Whenever a line in the entries below includes the string "this", count that line. Report the total alone.

___

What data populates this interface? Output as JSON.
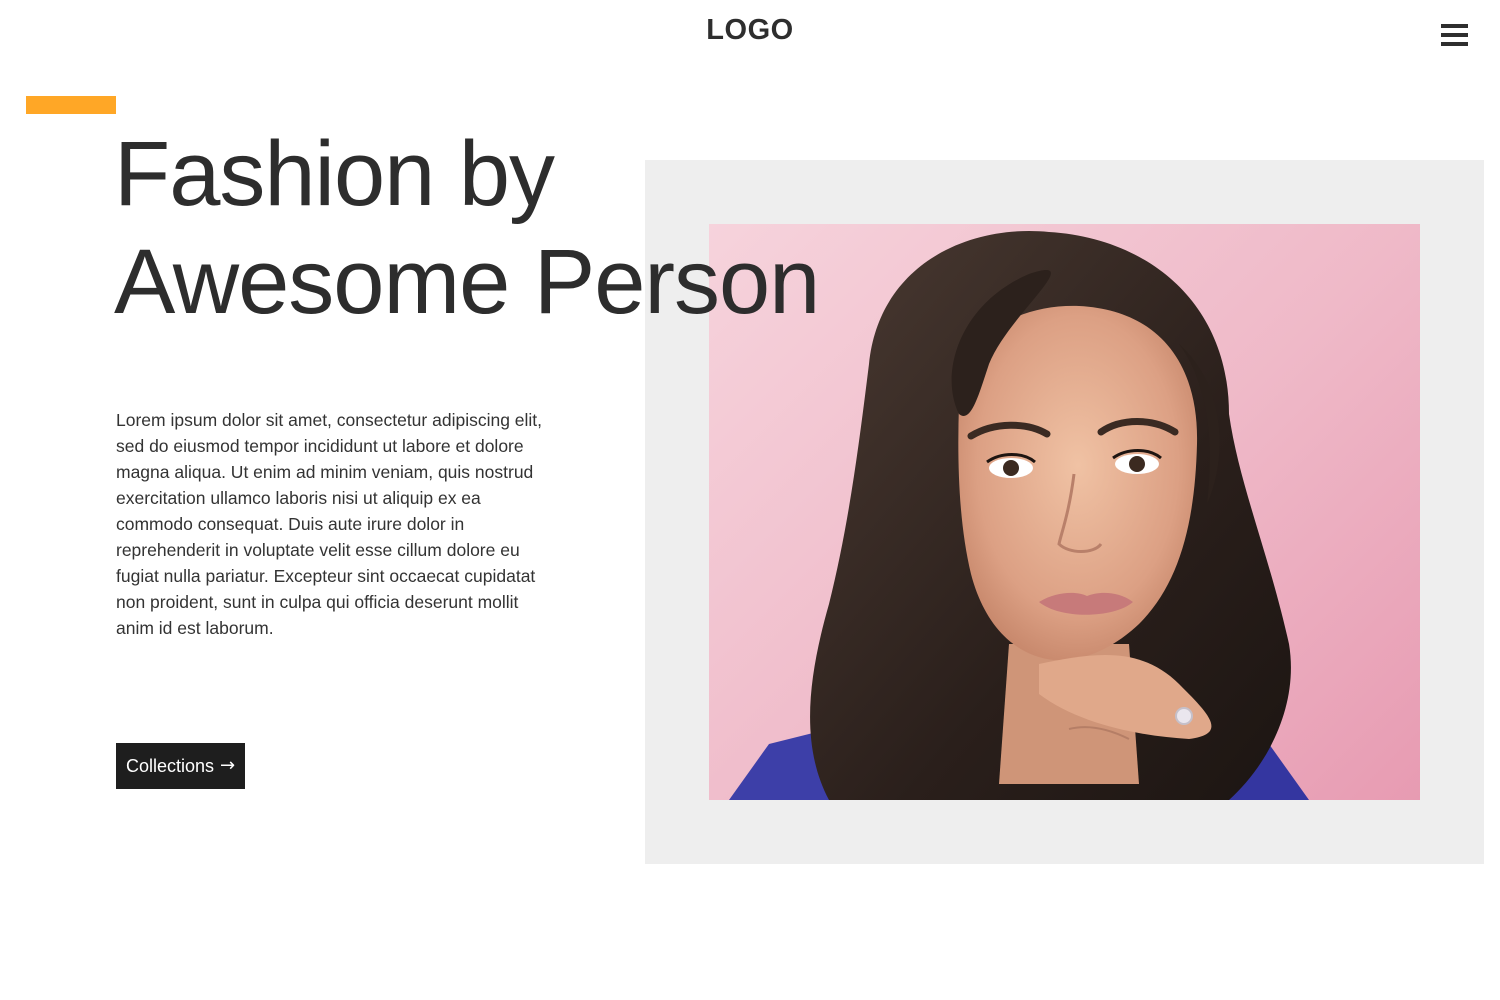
{
  "header": {
    "logo_text": "LOGO",
    "menu_icon": "hamburger-menu-icon"
  },
  "colors": {
    "accent": "#ffa726",
    "button_bg": "#1e1e1e",
    "frame_bg": "#eeeeee",
    "text": "#2d2d2d"
  },
  "hero": {
    "title_line1": "Fashion by",
    "title_line2": "Awesome Person",
    "description": "Lorem ipsum dolor sit amet, consectetur adipiscing elit, sed do eiusmod tempor incididunt ut labore et dolore magna aliqua. Ut enim ad minim veniam, quis nostrud exercitation ullamco laboris nisi ut aliquip ex ea commodo consequat. Duis aute irure dolor in reprehenderit in voluptate velit esse cillum dolore eu fugiat nulla pariatur. Excepteur sint occaecat cupidatat non proident, sunt in culpa qui officia deserunt mollit anim id est laborum.",
    "cta_label": "Collections",
    "cta_arrow": "→"
  },
  "image": {
    "subject": "portrait-photo",
    "background": "pink"
  }
}
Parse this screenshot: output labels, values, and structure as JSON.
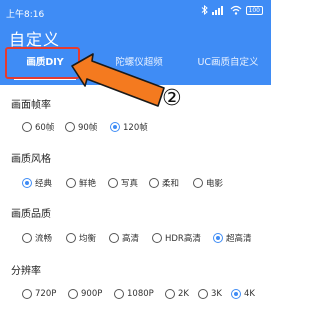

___

### [FINISHED EXERCISE]
2